Check each line of the data below for the string "Google". Then give the number of lines that have it, without anything else.

·····

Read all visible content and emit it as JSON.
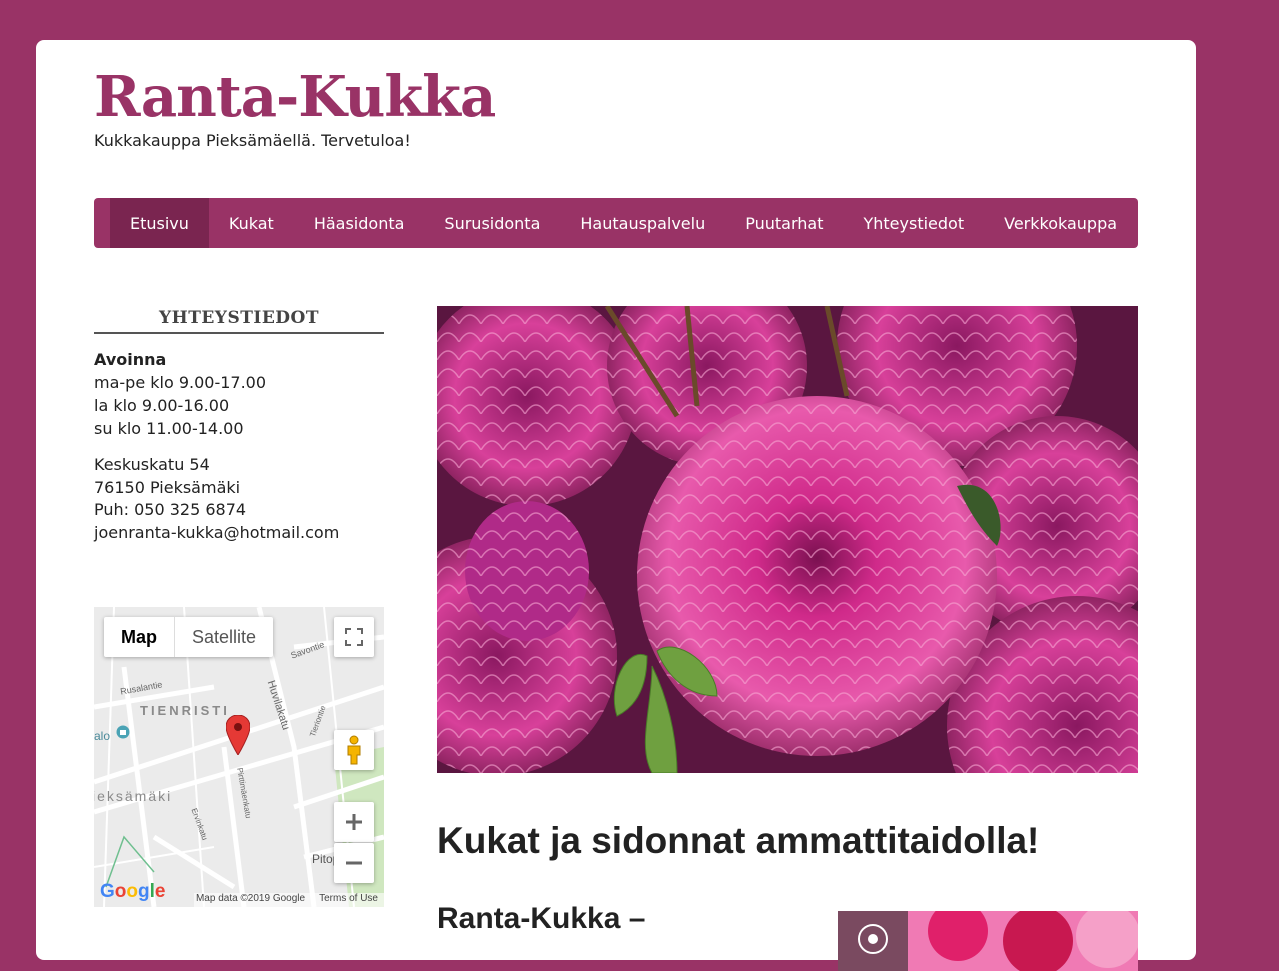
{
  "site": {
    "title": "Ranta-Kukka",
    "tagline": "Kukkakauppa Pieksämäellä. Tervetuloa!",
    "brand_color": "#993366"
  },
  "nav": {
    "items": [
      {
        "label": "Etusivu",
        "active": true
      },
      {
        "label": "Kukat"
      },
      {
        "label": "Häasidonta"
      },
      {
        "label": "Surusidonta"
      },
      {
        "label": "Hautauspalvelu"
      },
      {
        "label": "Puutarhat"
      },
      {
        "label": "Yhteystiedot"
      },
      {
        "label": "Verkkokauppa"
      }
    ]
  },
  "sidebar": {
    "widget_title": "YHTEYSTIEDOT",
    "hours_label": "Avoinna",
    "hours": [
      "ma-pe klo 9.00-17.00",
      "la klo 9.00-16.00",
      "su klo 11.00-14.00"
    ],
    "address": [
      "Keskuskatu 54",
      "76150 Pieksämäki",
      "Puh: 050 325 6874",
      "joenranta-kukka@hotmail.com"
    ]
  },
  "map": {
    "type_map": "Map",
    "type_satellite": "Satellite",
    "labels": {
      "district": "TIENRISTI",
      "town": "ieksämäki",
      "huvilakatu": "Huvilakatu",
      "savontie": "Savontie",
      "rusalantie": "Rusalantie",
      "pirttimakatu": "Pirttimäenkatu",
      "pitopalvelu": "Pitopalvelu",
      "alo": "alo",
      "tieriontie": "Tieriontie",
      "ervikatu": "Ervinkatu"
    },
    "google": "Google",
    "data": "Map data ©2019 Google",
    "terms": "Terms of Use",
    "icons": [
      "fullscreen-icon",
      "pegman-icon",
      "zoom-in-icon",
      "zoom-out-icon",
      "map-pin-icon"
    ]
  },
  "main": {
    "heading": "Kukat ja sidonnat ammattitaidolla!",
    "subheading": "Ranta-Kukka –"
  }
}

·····

SOLUTION TO THIS TASK:
2